CONCERTS AT SAINT MARY’S . . . Saturday, January 26, 8:00 PM, Miller Theatre presents New York Polyphony, “Tallis & Byrd: Masses for Uncertain Times.” From the Miller Theatre website, “New York Polyphony returns to Miller’s [early-music] series with a performance of Tallis and Byrd’s uniquely intimate Masses for four voices. Written during a time of religious turbulence in England, these settings of the traditional Latin mass text were intended for modest forces and favor a beautifully simple, straightforward style. Composed late in the sixteenth century, Byrd’s Mass was an act of courage, written for secret use by fellow Catholics forced underground by the prevailing monarchy. The program is rounded out with a handful of brief sacred works from the fifteenth century to the present.” The box office is closed until January 15, but tickets may be purchased online . . . Saturday, February 9, 8 PM, New York Repertory Orchestra, David Leibowitz, music director & James Kennerley, organ soloist. Music by Hovhaness, Jongen and Busoni. Admission is free.


OUTREACH AT SAINT MARY’S . . . Donations to aid in the post-Hurricane Sandy relief effort within the Diocese of New York continue to be handled by Episcopal Charities of the Diocese of New York . . . We continue to gather warm clothing—socks, coats of all sizes, sweaters, and sweatshirts—and blankets for distribution to the homeless in our neighborhood. Some of those items, as well as non-perishable food items, will be sent to the Saint Clement’s Food Pantry. Please contact Sister Deborah Francis for more information about the Pantry’s work.


MARK YOUR CALENDAR . . . Friday, February 1, Eve of the Presentation, Blessing of Candles, Procession & Solemn Mass, 6:00 PM . . . Saturday, February 2, 10:30 AM, Installation of Bishop Andrew M.L. Dietsche as bishop of New York at the cathedral . . . Super Bowl Party, Sunday, February 3, 6:00 PM, following Evensong and Benediction . . . February 13, Ash Wednesday.


THEATER AT SAINT MARY’S . . . Puppet Shakespeare, a partner of our resident theater company, the American Globe Theatre, will be performing Puppet Romeo and Juliet, January 9-20, 2013, here at Saint Mary’s. The company has this to say about its upcoming show, “PR&J is a ridiculous romp featuring kung fu, kazoos and hot, hot puppet love.” Tickets are $18 for adults and $12 for kids (under 18)/students/seniors/anyone who brings a puppet! To make reservations visit the company website. The company charges securely online via PayPal; tickets may also be purchased at the door, using either cash or credit card.

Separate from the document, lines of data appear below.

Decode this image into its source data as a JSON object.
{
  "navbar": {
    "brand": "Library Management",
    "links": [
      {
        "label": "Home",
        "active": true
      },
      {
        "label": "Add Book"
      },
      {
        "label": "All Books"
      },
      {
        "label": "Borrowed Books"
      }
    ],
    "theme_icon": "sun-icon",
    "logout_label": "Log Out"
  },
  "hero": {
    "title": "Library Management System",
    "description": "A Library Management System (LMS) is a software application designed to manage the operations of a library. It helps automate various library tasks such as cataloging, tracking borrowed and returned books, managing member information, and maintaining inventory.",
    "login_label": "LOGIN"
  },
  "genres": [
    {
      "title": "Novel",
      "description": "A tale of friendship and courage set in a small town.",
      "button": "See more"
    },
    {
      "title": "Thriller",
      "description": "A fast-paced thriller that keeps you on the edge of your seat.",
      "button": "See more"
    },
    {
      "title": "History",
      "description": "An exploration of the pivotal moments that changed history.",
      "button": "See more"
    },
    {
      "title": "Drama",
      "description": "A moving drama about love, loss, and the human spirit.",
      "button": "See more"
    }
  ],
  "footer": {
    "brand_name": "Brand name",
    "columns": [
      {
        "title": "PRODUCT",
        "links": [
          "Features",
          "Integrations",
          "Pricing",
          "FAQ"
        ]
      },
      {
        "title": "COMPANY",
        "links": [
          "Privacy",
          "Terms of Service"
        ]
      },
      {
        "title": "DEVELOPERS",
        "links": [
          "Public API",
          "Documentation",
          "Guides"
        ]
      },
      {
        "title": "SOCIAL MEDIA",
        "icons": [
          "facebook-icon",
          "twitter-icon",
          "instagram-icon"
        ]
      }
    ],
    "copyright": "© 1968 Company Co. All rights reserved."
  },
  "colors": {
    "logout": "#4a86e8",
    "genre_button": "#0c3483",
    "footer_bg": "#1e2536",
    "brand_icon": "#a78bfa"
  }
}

AWAY FROM THE PARISH . . . On Monday, January 7, at 5:00 PM, New York Polyphony will conduct an open rehearsal in the lobby of the Miller Theatre at Columbia University, 2960 Broadway (at 116th Street), New York, NY 10027. Admission is free. The quartet will be rehearsing John Plummer’s Missa sine nomine, which will have its New York premiere at a performance here at Saint Mary’s on January 26. For more information, you may call the Miller Theatre at 212-854-1633.